Water Pushes Sand tours China in October 2019
WATER PUSHES SAND
TOURING CHINA IN OCT 2019
October 2019 concert dates:
22nd - Chengdu Art Centre
23rd & 24th - Shanghai Performing Arts Festival
26th - Shaan Xi Grand Theatre
Composition and piano
Percussion Vanessa Tomlinson
Tim O'Dwyer Double Bass
Samuel Pankhurst Suona (Chinese double reed instrument)
Zhou Yu Sichuan Opera Face Changing Dancer
Zheng Sheng Li
Zhong Kai Zhi
Guzheng (Chinese string instrument)
Zhou Tao Tao
Dizi (bamboo flute)
Christie Stott (location based filming) Production Manager Jem Savage
The Australian Art Orchestra tours across China in 2019 with Water Pushes Sand.
Nominated for 2017 ARIA Awards Jazz Album of the Year and APRA/AMC Art Music Awards 2016 'Jazz Work of the Year', Water Pushes Sand is a major musical work that sees virtuosic Chinese and Australian musicians reinvigorate the endangered music of China's Sichuan Province to create an entirely new sound world. Traditional Sichuan melodies and rhythms are fused with modern jazz improvisation in a wild intercultural celebration.
Composed by Erik Griswold with video shot on location in Chengdu, Water Pushes Sand evokes the tea-houses, streets and rivers of Sichuan and explores the changing faces of Chinese and Australian culture.
Griswold and the Australian Art Orchestra, led by artistic director Peter Knight, will fuse Sichuan melodies and rhythms with modern jazz improvisation, contemporary dance and video projections that evoke the vibrant landscape of the Chengdu Provence.
The October tour of China will see AAO perform in Chengdu, Shanghai and Xi’an. The concerts follow the hugely successful presentation of Water Pushes Sand at OzAsia Festival in 2015, as well as a 2017 performance at MONA (Museum of Old and New Art) in Hobart, Tasmania.
“Water Pushes Sand was a great success at OzAsia Festival. The audiences loved it, unanimous appraise.” – Joseph Mitchell, Festival Director OZ ASIA FESTIVAL.
Known for its brash and friendly people, spicy food, laid back tea-houses, and the distinctive twang of its spoken dialect, Sichuan is the Texas of China. It is from Sichuan that philosopher Lao Tau, according to legend, mounted a water buffalo and rode off into the sunset, never to be seen again. Its music combines colours from rustic country folk, street songs, and the ear splitting cacophony of gongs and cymbals. It is more like blues or early rock and roll than classical music. Even the opera is hard core, featuring long stretches of voice and percussion which could be straight out of an avant grade composition by Luciano Berio.

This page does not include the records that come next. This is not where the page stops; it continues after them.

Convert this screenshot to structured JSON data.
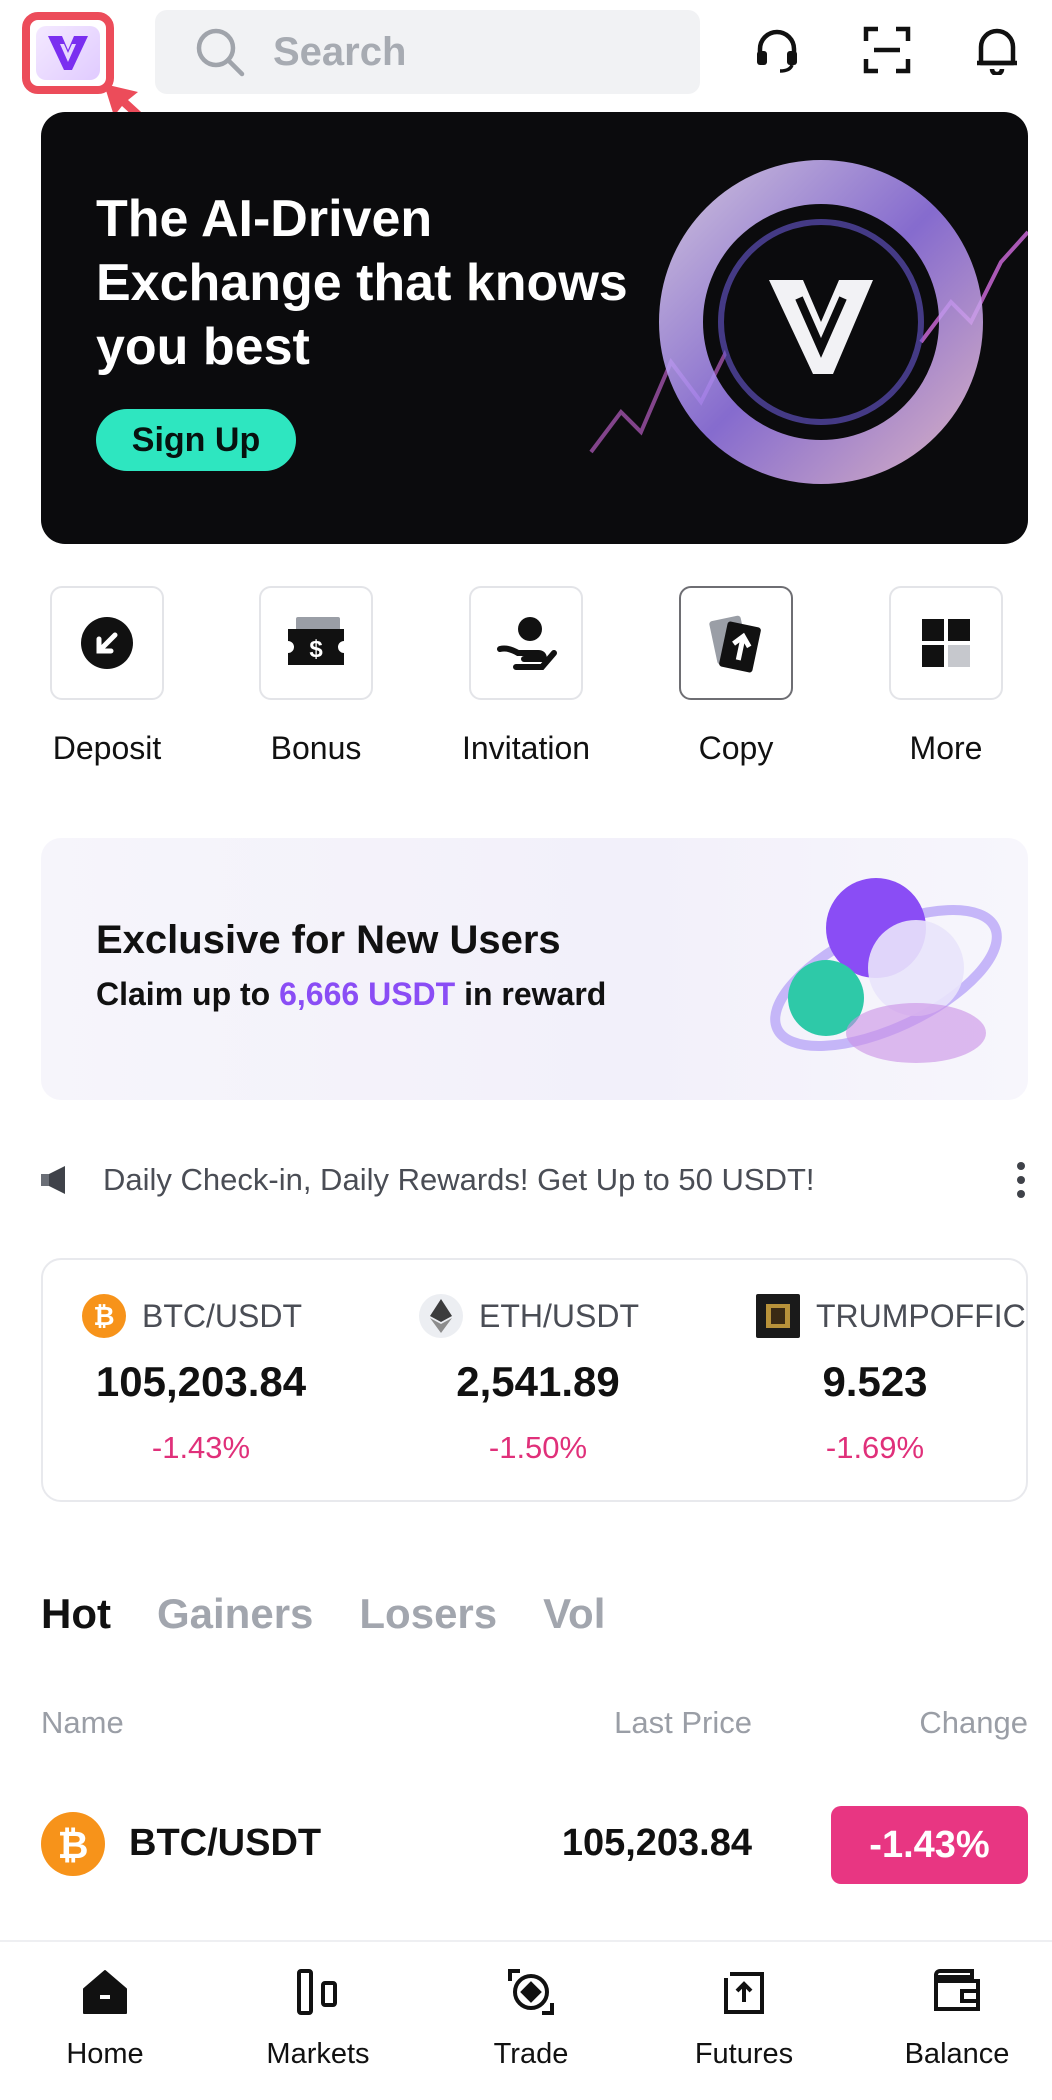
{
  "header": {
    "search_placeholder": "Search",
    "icons": [
      "headset-icon",
      "scan-icon",
      "bell-icon"
    ]
  },
  "hero": {
    "title": "The AI-Driven Exchange that knows you best",
    "cta": "Sign Up"
  },
  "quick_actions": [
    {
      "label": "Deposit",
      "icon": "deposit-icon"
    },
    {
      "label": "Bonus",
      "icon": "bonus-ticket-icon"
    },
    {
      "label": "Invitation",
      "icon": "invitation-icon"
    },
    {
      "label": "Copy",
      "icon": "copy-trade-icon"
    },
    {
      "label": "More",
      "icon": "more-grid-icon"
    }
  ],
  "promo": {
    "title": "Exclusive for New Users",
    "sub_prefix": "Claim up to ",
    "sub_highlight": "6,666 USDT",
    "sub_suffix": " in reward"
  },
  "announcement": {
    "text": "Daily Check-in, Daily Rewards! Get Up to 50 USDT!"
  },
  "tickers": [
    {
      "pair": "BTC/USDT",
      "price": "105,203.84",
      "change": "-1.43%"
    },
    {
      "pair": "ETH/USDT",
      "price": "2,541.89",
      "change": "-1.50%"
    },
    {
      "pair": "TRUMPOFFIC",
      "price": "9.523",
      "change": "-1.69%"
    }
  ],
  "market": {
    "tabs": [
      "Hot",
      "Gainers",
      "Losers",
      "Vol"
    ],
    "active_tab": "Hot",
    "columns": {
      "name": "Name",
      "last_price": "Last Price",
      "change": "Change"
    },
    "rows": [
      {
        "pair": "BTC/USDT",
        "last_price": "105,203.84",
        "change": "-1.43%"
      }
    ]
  },
  "bottom_nav": [
    {
      "label": "Home",
      "icon": "home-icon",
      "active": true
    },
    {
      "label": "Markets",
      "icon": "markets-icon"
    },
    {
      "label": "Trade",
      "icon": "trade-icon"
    },
    {
      "label": "Futures",
      "icon": "futures-icon"
    },
    {
      "label": "Balance",
      "icon": "wallet-icon"
    }
  ],
  "colors": {
    "accent_teal": "#2ee6c0",
    "accent_purple": "#8a4df5",
    "negative": "#e0307a",
    "highlight_box": "#ec4c5a"
  }
}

Australian musicians Erik Griswold and Vanessa Tomlinson (Clocked Out) have been travelling to Sichuan for 15 years, learning about the local music and collaborating with musicians and dancers. Their good friend, composer Zou Xiangping, has introduced them to some legends of Sichuan music, like the last Jinqianban storytelling master Zou Zhongxin. Their previous collaborations have produced three large scale shows - Chengdu Streetsongs, Sichuan Fantasy, and The Wide Alley - that have toured in China, Australia, Canada and New Zealand.
In Water Pushes Sand, composer Erik Griswold and the Australian Art Orchestra team up with all star musicians and performers of Sichuan to create a colourful collage of winds, piano and percussion. The ten-piece big band fuses traditional Sichuan melodies and rhythms with modern jazz improvisation to create a wild intercultural celebration. With dramaturgy and direction from Tamara Saulwick (Pin Drop, Endings, Chamber Made Opera), and video shot on location in Chengdu, Water Pushes Sand evokes the tea-houses, streets, and rivers of Sichuan. On stage the musicians wear the brightly coloured traditional masks of Sichuan Opera as they explore the changing faces of Chinese and Australian Culture.
The 2019 tour of Water Pushes sand is supported through the Australia Council for the Arts and the Australia-China Council.
The original development and presentation of this project was developed in partnership with the Sichuan Conservatory of Music, and supported by the Australian Government through the Australia International Cultural Council, an initiative of the Department of Foreign Affairs and Trade, as well as the Australian Council for the Arts (Creative Partnerships with Asia) and Creative Victoria.